Mason, who said she was proud to be from a long line of nurses, with her mother having nursed for 57 years, was last involved in planning a response to a localised nurses’ strike in the late 1990s, when she was the nurse manager of a casual nursing pool.
“In that scenario we had the option of transferring patients and we were able to use volunteers in very different ways than we can now,” she said. The response could also draw on retired nurses, or other non-working nurses who still had an annual practising certificate (APC), to come in and nurse during the strike. But this all changed with the advent of police vetting of volunteers, and nurses having to meet ongoing competency requirements to have a current APC.
“So we’re looking at a very, very different scenario from anything I was involved with previously.”
Mason said the DHBs would do everything they could to avoid industrial action. “Certainly we respect the NZNO members’ right to industrial action, but we’re working incredibly hard to avoid that.”
She said the 20 DHBs had been hoping for the best but planning for the worst, and was several months into contingency planning. Once the DHBs received the first strike notice – expected on Wednesday June 20 for the July 5 strike – it would “absolutely ramp up” those contingency plans.
“The thing I stress with contingency planning is that from our perspective patient safety is absolutely paramount.
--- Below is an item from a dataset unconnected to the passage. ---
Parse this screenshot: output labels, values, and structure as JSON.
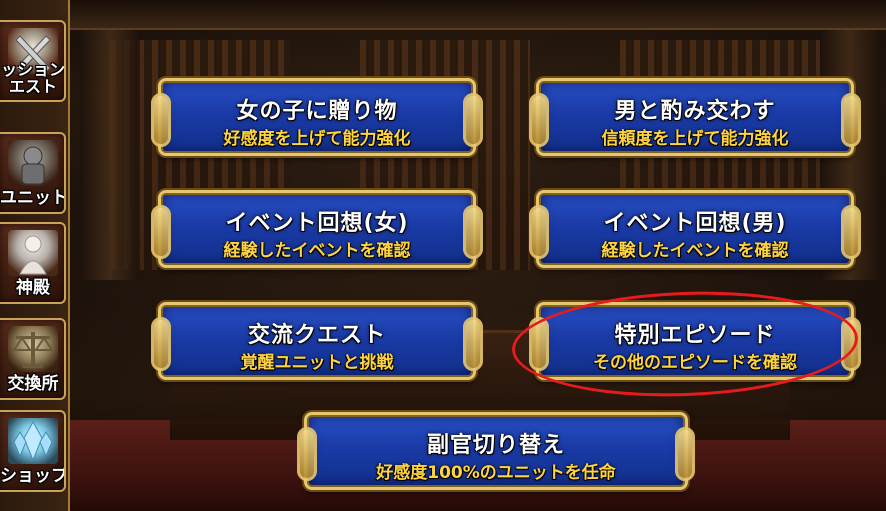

And the safety of our staff is equally important.”
She said contingency planning would be approached from both perspectives of “keeping our patients safe and keeping our staff safe”.
No more money on the table
Responding to Health Minister Dr David Clark’s comments that the Government had gone as “far as it could” in terms of extra money for the pay settlement Mason reiterated that she too thought the current $500 million offer – spread over three years – was an excellent offer.
She said the three by three per cent increases to base pay rates was a substantial increase but the offer was also about DHBs’ commitment to employing an additional 500 nurses immediately, implementing the care capacity demand management (CCDM) system and a commitment to pay equity.
The addition of two extra pay steps on the registered nurse/midwife (RN/RM) pay scale would also see the base pay rates of experienced, registered full-time nurses go from just under $66,755 now to $77,368 by December 2019.
When asked about the concerns raised by a number of NZNO members – that the offer was targeted at nurses on the top of the RN/RM pay scale at the expense of enrolled nurses, HCAs and senior nurses and nurse practitioners – Mason said she believed the three by three per cent pay increases and $2000 lump sum being offered to the whole workforce was still “substantive”.
“In terms of the focus on experienced nurses, we heard really strongly from NZNO … that that was the cohort that really needed special attention,” said Mason. “And in terms of the numbers, it’s the largest cohort – I think something like 15,000 of the 20,000 nurses will be impacted by that increased base rate for experienced nurses.”
Mason said the DHBs really wanted nurses, midwives and HCAs to know they were deeply committed to addressing safe staffing and pay equity concerns and had agreed to be held accountable to implementing the safe staffing recommendations.
There was a strong backlash from many NZNO members when the DHBs on May 28 decided to release its offer to the media before members had seen it and for the DHBs’ choice of pay scenarios, which many criticised for giving a misleading impression to the public of nurses’ incomes. Mason defended the DHBs’ decision to go public first, saying it was made in response to the high level of public interest and concern (about the dispute and potential strike action).
Mason grew up in Zimbabwe, trained as a nurse and midwife in South Africa, and gained an MBA in Scotland before coming to New Zealand in 1996 with her New Zealand-born husband. She began working at Tauranga Hospital about 20 years ago as a flexi-nurse before moving into management roles and eventually becoming the Bay of Plenty District Health Board chief executive in early 2016.